In his final sally against freedom of speech, this greatest judge since Pontius Pilate said of Lamonby’s views that anyone might be offended because he spoke about things that “were none of his business.” The judge appeared not to realize that, if people were to be denied employment for saying something that was none of their business, the world unemployment rate would be close to 100 percent, except perhaps in North Korea. Nor did he make any distinction between what is said in public and what in private.
In a world ruled by the judge, no generalizations about people would be possible, not even such as, say, that the Dutch are the tallest people in the world. To him, it is irrelevant whether such generalizations are true. That Jews are clever, for whatever reason, seems to be borne out by the disproportionate number of Nobel Prizes they win. That Germans are good at engineering seems to be borne out by their cars, machine tools, and other products requiring engineering skill. But mere facts, however obvious, must not interfere with the expression of the right sentiments and the suppression of the wrong ones.

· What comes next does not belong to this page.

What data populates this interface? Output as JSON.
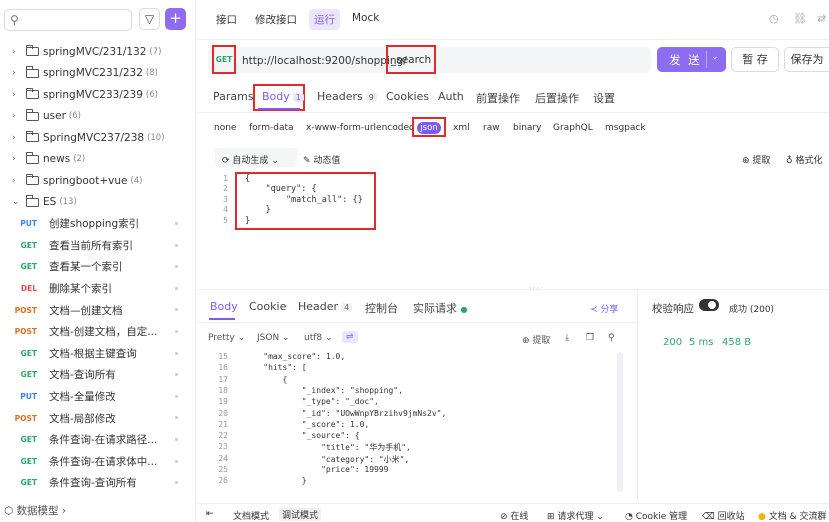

The woman who informed on Lamonby; the vice chancellor of the university; the employment tribunal that said that the university had a duty to its multicultural student body to “protect it from potential acts of racism”; and the judge who rejected Lamonby’s appeal—all had substituted cant or humbug for thought. It is natural to speculate on why. I think, ironically, that the answer can be found in a word: racism. They were furious with Lamonby because, if what he said were true (for whatever reason)—that Jews were clever and that Germans were good at engineering—it must be true also that other people were less clever and less good at engineering, an impermissible thought. Why impermissible? Because, in their heart of hearts, they fear the possible explanations of inequality of outcome. That is why they do not want a society with no legal impediments to anyone, where everyone is left to find his own level.
Cant is, among other things, a defense against unwelcome thoughts. “Clear your mind of cant,” said Doctor Johnson. “It is a mode of talking in Society: but don’t think foolishly.” Easier said than done, especially nowadays, when the instillation of cant, as well as the prevention of anything else, is the main business of education.
Photo: Dickens memorably portrayed characters whose main feature was cant, including Uriah Heep. (The Stapleton Collection/Bridgeman Images)